— WORK ORDER —
Please reproduce the data below exactly, from the first line to the last.

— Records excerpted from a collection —
# # # # # # #

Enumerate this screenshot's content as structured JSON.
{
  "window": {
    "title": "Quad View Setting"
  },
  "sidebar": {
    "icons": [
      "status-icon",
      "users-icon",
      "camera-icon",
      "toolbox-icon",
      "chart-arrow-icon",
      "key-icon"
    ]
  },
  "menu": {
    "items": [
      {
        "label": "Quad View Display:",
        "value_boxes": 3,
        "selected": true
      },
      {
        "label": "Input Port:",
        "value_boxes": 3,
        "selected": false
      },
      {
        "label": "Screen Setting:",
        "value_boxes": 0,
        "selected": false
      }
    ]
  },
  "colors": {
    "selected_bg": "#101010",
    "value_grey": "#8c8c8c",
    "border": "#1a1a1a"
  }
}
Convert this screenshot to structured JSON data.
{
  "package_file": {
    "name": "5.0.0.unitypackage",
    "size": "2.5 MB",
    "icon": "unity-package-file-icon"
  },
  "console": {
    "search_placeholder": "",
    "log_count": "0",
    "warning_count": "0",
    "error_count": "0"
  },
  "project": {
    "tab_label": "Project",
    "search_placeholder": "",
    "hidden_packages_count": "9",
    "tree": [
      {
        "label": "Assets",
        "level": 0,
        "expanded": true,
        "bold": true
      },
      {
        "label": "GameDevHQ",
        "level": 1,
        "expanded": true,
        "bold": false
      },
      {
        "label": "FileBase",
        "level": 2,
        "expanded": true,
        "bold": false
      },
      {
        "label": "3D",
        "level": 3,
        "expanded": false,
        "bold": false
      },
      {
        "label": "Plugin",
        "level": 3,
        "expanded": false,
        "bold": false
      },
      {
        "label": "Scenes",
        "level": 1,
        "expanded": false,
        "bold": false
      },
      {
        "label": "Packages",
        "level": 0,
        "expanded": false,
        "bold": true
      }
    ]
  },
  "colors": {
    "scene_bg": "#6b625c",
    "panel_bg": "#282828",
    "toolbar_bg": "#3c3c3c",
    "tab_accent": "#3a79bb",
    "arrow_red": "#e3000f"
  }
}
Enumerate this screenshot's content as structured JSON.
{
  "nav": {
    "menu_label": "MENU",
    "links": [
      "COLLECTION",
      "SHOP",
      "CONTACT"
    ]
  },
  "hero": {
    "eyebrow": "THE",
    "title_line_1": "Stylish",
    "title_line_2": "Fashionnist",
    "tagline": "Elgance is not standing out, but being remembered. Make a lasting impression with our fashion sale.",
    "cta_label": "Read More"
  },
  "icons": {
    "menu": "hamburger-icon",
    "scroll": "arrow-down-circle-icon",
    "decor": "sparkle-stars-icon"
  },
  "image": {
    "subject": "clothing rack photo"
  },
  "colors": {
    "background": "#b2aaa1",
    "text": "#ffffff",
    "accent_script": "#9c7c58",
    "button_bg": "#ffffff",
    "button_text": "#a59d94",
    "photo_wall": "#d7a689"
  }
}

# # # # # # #

— RESPONSE BELOW —
Enumerate this screenshot's content as structured JSON.
{
  "window": {
    "title": "Quad View Setting"
  },
  "sidebar": {
    "icons": [
      "status-icon",
      "users-icon",
      "camera-icon",
      "toolbox-icon",
      "chart-arrow-icon",
      "key-icon"
    ]
  },
  "menu": {
    "items": [
      {
        "label": "Quad View Display:",
        "value_boxes": 3,
        "selected": true
      },
      {
        "label": "Input Port:",
        "value_boxes": 3,
        "selected": false
      },
      {
        "label": "Screen Setting:",
        "value_boxes": 0,
        "selected": false
      }
    ]
  },
  "colors": {
    "selected_bg": "#101010",
    "value_grey": "#8c8c8c",
    "border": "#1a1a1a"
  }
}
Convert this screenshot to structured JSON data.
{
  "package_file": {
    "name": "5.0.0.unitypackage",
    "size": "2.5 MB",
    "icon": "unity-package-file-icon"
  },
  "console": {
    "search_placeholder": "",
    "log_count": "0",
    "warning_count": "0",
    "error_count": "0"
  },
  "project": {
    "tab_label": "Project",
    "search_placeholder": "",
    "hidden_packages_count": "9",
    "tree": [
      {
        "label": "Assets",
        "level": 0,
        "expanded": true,
        "bold": true
      },
      {
        "label": "GameDevHQ",
        "level": 1,
        "expanded": true,
        "bold": false
      },
      {
        "label": "FileBase",
        "level": 2,
        "expanded": true,
        "bold": false
      },
      {
        "label": "3D",
        "level": 3,
        "expanded": false,
        "bold": false
      },
      {
        "label": "Plugin",
        "level": 3,
        "expanded": false,
        "bold": false
      },
      {
        "label": "Scenes",
        "level": 1,
        "expanded": false,
        "bold": false
      },
      {
        "label": "Packages",
        "level": 0,
        "expanded": false,
        "bold": true
      }
    ]
  },
  "colors": {
    "scene_bg": "#6b625c",
    "panel_bg": "#282828",
    "toolbar_bg": "#3c3c3c",
    "tab_accent": "#3a79bb",
    "arrow_red": "#e3000f"
  }
}
Enumerate this screenshot's content as structured JSON.
{
  "nav": {
    "menu_label": "MENU",
    "links": [
      "COLLECTION",
      "SHOP",
      "CONTACT"
    ]
  },
  "hero": {
    "eyebrow": "THE",
    "title_line_1": "Stylish",
    "title_line_2": "Fashionnist",
    "tagline": "Elgance is not standing out, but being remembered. Make a lasting impression with our fashion sale.",
    "cta_label": "Read More"
  },
  "icons": {
    "menu": "hamburger-icon",
    "scroll": "arrow-down-circle-icon",
    "decor": "sparkle-stars-icon"
  },
  "image": {
    "subject": "clothing rack photo"
  },
  "colors": {
    "background": "#b2aaa1",
    "text": "#ffffff",
    "accent_script": "#9c7c58",
    "button_bg": "#ffffff",
    "button_text": "#a59d94",
    "photo_wall": "#d7a689"
  }
}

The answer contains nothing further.